The Old Milk Bar

RIP Peter's Ice-cream sign
Once upon a time in Australia every suburb had a little Milk  Bar, often with a luscious looking Peter's ice-cream neon sign out front. Customers went in to buy milk and bread and maybe a newspaper and sundry grocery items...or even a milkshake and a four and twenty pie. They were a focal point for the neighbourhood...a hangout and a place where customers developed a relationship with the shopkeepers.
If you were a kid, your eyes would zoom in on the glass display case which formed the counter, to ogle the rows of lollies in their enticing little trays - clinkers, musk sticks, choo-choo bars, cobbers, mint leaves, milk bottles, wild berries, pineapples, fizzies...teeth and more. Sometimes kids would take ages deciding on what combination of lollies to choose for the shopkeeper to put in his little white paper bag."Um...I'll have one musk stick, two teeth, one wait, two cobbers!"

A Milk Bar in Fitzroy North survives the onslaught..for now. Image from Wiki.
Old fashioned Milk Bars are as scarce as hen's teeth now. Not surprising really, since the widespread tentacles of the supermarket giants, along with convenience stores,  have meant an inevitable decline in the small, owner-operated Classic Milk Bar...well, more like a decimation than a decline. Australia has one of the most concentrated grocery markets in the world - two big retailers control the market and almost everyone else had been squeezed out.

Perhaps it's still possible for a quaint Milk Bar to survive here and there but probably only if they offer something the supermarkets don't. There was a Milk Bar in a town near where I live that sold sponge cakes made by a local elderly lady. The shop did a pretty good business but I strongly suspect only because those cakes were the most beautiful, spongiest, delicious cakes you could get and made the supermarket variety taste like foam rubber.  

Through word of mouth, customers (including myself),  used to go out of their way to visit the Milk Bar just to take home a sponge once a week or so and while they were there, they usually bought a couple of items, like milk, bread or a newspaper. Alas, the elderly lady retired and I can't tell you whether the shop survived or not because when the sponges went, I never went back.

The photo above, taken in 1946, shows a Milk Bar at Central Railways in Sydney.
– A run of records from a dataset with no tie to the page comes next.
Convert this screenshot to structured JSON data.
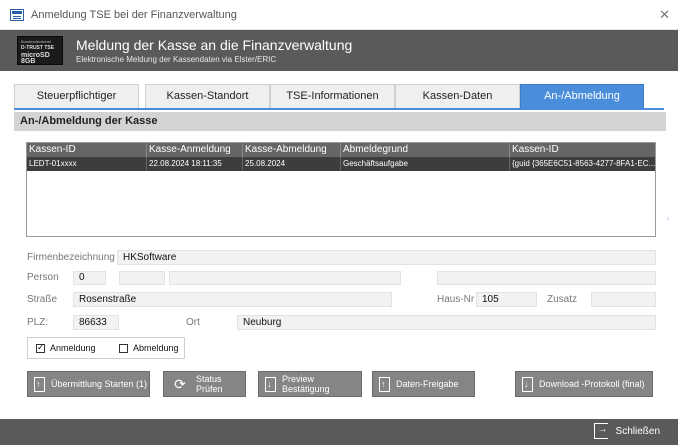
{
  "window": {
    "title": "Anmeldung TSE bei der Finanzverwaltung"
  },
  "header": {
    "logo_line1": "Bundesdruckerei",
    "logo_line2": "D-TRUST TSE",
    "logo_line3": "microSD 8GB",
    "title": "Meldung der Kasse an die Finanzverwaltung",
    "subtitle": "Elektronische Meldung der Kassendaten via Elster/ERIC"
  },
  "tabs": [
    {
      "label": "Steuerpflichtiger",
      "active": false
    },
    {
      "label": "Kassen-Standort",
      "active": false
    },
    {
      "label": "TSE-Informationen",
      "active": false
    },
    {
      "label": "Kassen-Daten",
      "active": false
    },
    {
      "label": "An-/Abmeldung",
      "active": true
    }
  ],
  "section": {
    "title": "An-/Abmeldung der Kasse"
  },
  "table": {
    "columns": [
      "Kassen-ID",
      "Kasse-Anmeldung",
      "Kasse-Abmeldung",
      "Abmeldegrund",
      "Kassen-ID"
    ],
    "rows": [
      [
        "LEDT-01xxxx",
        "22.08.2024 18:11:35",
        "25.08.2024",
        "Geschäftsaufgabe",
        "{guid {365E6C51-8563-4277-8FA1-EC..."
      ]
    ]
  },
  "form": {
    "firma_label": "Firmenbezeichnung",
    "firma_value": "HKSoftware",
    "person_label": "Person",
    "person_value": "0",
    "person_field2": "",
    "person_field3": "",
    "person_field4": "",
    "strasse_label": "Straße",
    "strasse_value": "Rosenstraße",
    "hausnr_label": "Haus-Nr",
    "hausnr_value": "105",
    "zusatz_label": "Zusatz",
    "zusatz_value": "",
    "plz_label": "PLZ:",
    "plz_value": "86633",
    "ort_label": "Ort",
    "ort_value": "Neuburg"
  },
  "checks": {
    "anmeldung_label": "Anmeldung",
    "anmeldung_checked": true,
    "abmeldung_label": "Abmeldung",
    "abmeldung_checked": false
  },
  "buttons": {
    "start": "Übermittlung Starten (1)",
    "status": "Status Prüfen",
    "preview": "Preview Bestätigung",
    "freigabe": "Daten-Freigabe",
    "download": "Download -Protokoll (final)"
  },
  "footer": {
    "close_label": "Schließen"
  },
  "colors": {
    "accent": "#4a8edb",
    "header_bg": "#5a5a5a",
    "button_bg": "#858585"
  }
}
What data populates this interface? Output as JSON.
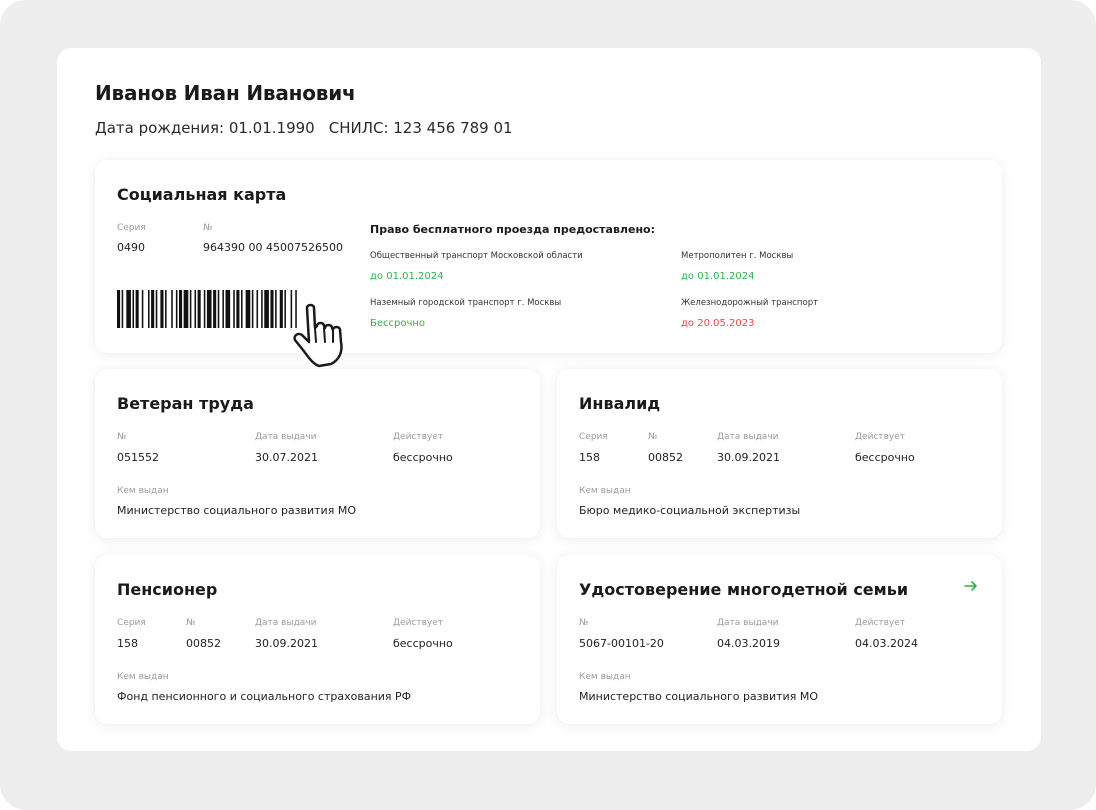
{
  "person": {
    "name": "Иванов Иван Иванович",
    "birth": "Дата рождения: 01.01.1990",
    "snils": "СНИЛС: 123 456 789 01"
  },
  "colors": {
    "green": "#2bb34a",
    "red": "#e5484d",
    "accent_arrow": "#2bb34a"
  },
  "social_card": {
    "title": "Социальная карта",
    "series_label": "Серия",
    "series": "0490",
    "number_label": "№",
    "number": "964390 00 45007526500",
    "barcode_icon": "barcode-icon",
    "cursor_icon": "hand-pointer-icon",
    "rights_title": "Право бесплатного проезда предоставлено:",
    "rights": [
      {
        "name": "Общественный транспорт Московской области",
        "until": "до 01.01.2024",
        "status": "green"
      },
      {
        "name": "Метрополитен г. Москвы",
        "until": "до 01.01.2024",
        "status": "green"
      },
      {
        "name": "Наземный городской транспорт г. Москвы",
        "until": "Бессрочно",
        "status": "green"
      },
      {
        "name": "Железнодорожный транспорт",
        "until": "до 20.05.2023",
        "status": "red"
      }
    ]
  },
  "veteran": {
    "title": "Ветеран труда",
    "number_label": "№",
    "number": "051552",
    "issued_label": "Дата выдачи",
    "issued": "30.07.2021",
    "valid_label": "Действует",
    "valid": "бессрочно",
    "by_label": "Кем выдан",
    "by": "Министерство социального развития МО"
  },
  "disabled": {
    "title": "Инвалид",
    "series_label": "Серия",
    "series": "158",
    "number_label": "№",
    "number": "00852",
    "issued_label": "Дата выдачи",
    "issued": "30.09.2021",
    "valid_label": "Действует",
    "valid": "бессрочно",
    "by_label": "Кем выдан",
    "by": "Бюро медико-социальной экспертизы"
  },
  "pensioner": {
    "title": "Пенсионер",
    "series_label": "Серия",
    "series": "158",
    "number_label": "№",
    "number": "00852",
    "issued_label": "Дата выдачи",
    "issued": "30.09.2021",
    "valid_label": "Действует",
    "valid": "бессрочно",
    "by_label": "Кем выдан",
    "by": "Фонд пенсионного и социального страхования РФ"
  },
  "large_family": {
    "title": "Удостоверение многодетной семьи",
    "arrow_icon": "arrow-right-icon",
    "number_label": "№",
    "number": "5067-00101-20",
    "issued_label": "Дата выдачи",
    "issued": "04.03.2019",
    "valid_label": "Действует",
    "valid": "04.03.2024",
    "by_label": "Кем выдан",
    "by": "Министерство социального развития МО"
  }
}
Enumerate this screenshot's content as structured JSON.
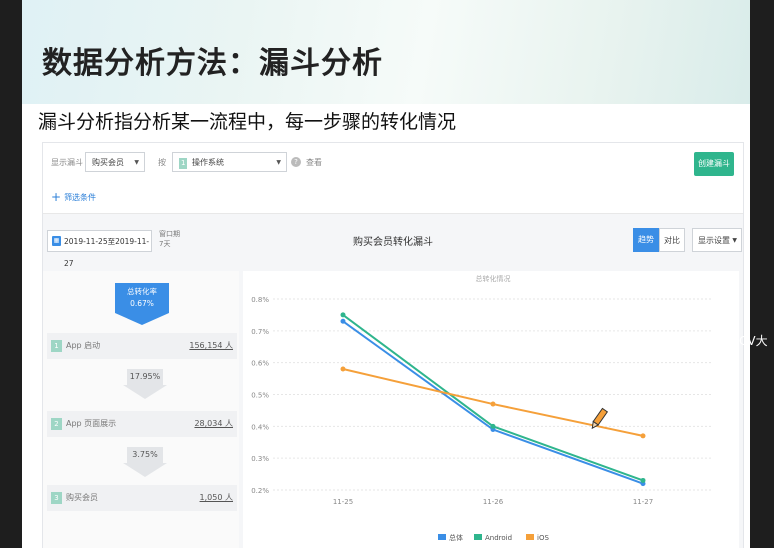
{
  "slide": {
    "title": "数据分析方法：漏斗分析",
    "subtitle": "漏斗分析指分析某一流程中，每一步骤的转化情况"
  },
  "app": {
    "show_funnel_label": "显示漏斗",
    "funnel_select": "购买会员",
    "by_label": "按",
    "dimension_tag": "1",
    "dimension_select": "操作系统",
    "view_label": "查看",
    "create_button": "创建漏斗",
    "filter_add": "筛选条件",
    "date_range": "2019-11-25至2019-11-27",
    "window_label": "窗口期",
    "window_value": "7天",
    "chart_header": "购买会员转化漏斗",
    "tab_trend": "趋势",
    "tab_compare": "对比",
    "display_settings": "显示设置"
  },
  "funnel": {
    "total_rate_label": "总转化率",
    "total_rate_value": "0.67%",
    "steps": [
      {
        "num": "1",
        "name": "App 启动",
        "value": "156,154 人"
      },
      {
        "num": "2",
        "name": "App 页面展示",
        "value": "28,034 人"
      },
      {
        "num": "3",
        "name": "购买会员",
        "value": "1,050 人"
      }
    ],
    "step_rates": [
      "17.95%",
      "3.75%"
    ]
  },
  "colors": {
    "total": "#3a8ee6",
    "android": "#2fb58d",
    "ios": "#f5a03a"
  },
  "chart_data": {
    "type": "line",
    "title": "总转化情况",
    "categories": [
      "11-25",
      "11-26",
      "11-27"
    ],
    "y_ticks": [
      "0.8%",
      "0.7%",
      "0.6%",
      "0.5%",
      "0.4%",
      "0.3%",
      "0.2%"
    ],
    "ylim": [
      0.2,
      0.8
    ],
    "grid": true,
    "legend_position": "bottom",
    "series": [
      {
        "name": "总体",
        "values": [
          0.73,
          0.39,
          0.22
        ],
        "color": "#3a8ee6"
      },
      {
        "name": "Android",
        "values": [
          0.75,
          0.4,
          0.23
        ],
        "color": "#2fb58d"
      },
      {
        "name": "iOS",
        "values": [
          0.58,
          0.47,
          0.37
        ],
        "color": "#f5a03a"
      }
    ]
  },
  "watermark": "CV大"
}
Not a typical suburban Milk Bar but a Milk Bar nonetheless. Image from NSW State Records.